* _EXERCISE INSTRUCTIONS_:
Return all lines from the listing below in which "Fragmen" appears.
◇ ◇ ◇ ◇ ◇ ◇ ◇
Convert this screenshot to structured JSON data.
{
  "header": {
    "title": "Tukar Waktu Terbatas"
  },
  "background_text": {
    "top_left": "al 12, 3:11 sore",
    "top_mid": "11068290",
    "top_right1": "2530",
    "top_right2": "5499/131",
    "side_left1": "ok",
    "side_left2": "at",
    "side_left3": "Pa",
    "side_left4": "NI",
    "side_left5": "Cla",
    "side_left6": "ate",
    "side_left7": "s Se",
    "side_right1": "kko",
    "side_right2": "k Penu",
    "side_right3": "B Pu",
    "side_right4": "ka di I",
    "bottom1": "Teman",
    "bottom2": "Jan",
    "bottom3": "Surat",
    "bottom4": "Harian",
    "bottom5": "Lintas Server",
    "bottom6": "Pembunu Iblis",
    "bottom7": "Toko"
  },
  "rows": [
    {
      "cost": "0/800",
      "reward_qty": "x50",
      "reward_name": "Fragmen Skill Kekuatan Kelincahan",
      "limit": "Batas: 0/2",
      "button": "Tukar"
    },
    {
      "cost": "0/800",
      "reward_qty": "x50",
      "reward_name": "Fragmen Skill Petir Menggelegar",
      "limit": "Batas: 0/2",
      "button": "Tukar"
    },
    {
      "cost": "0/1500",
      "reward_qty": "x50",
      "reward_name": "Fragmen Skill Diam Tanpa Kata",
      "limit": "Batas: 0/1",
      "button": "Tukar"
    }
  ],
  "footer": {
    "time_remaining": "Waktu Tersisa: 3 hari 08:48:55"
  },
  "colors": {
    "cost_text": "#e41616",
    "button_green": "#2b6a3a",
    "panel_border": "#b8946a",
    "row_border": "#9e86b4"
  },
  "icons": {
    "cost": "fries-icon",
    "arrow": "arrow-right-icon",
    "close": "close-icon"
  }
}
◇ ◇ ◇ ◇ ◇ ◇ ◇
* _ANSWER BOX_:
      "reward_name": "Fragmen Skill Kekuatan Kelincahan",
      "reward_name": "Fragmen Skill Petir Menggelegar",
      "reward_name": "Fragmen Skill Diam Tanpa Kata",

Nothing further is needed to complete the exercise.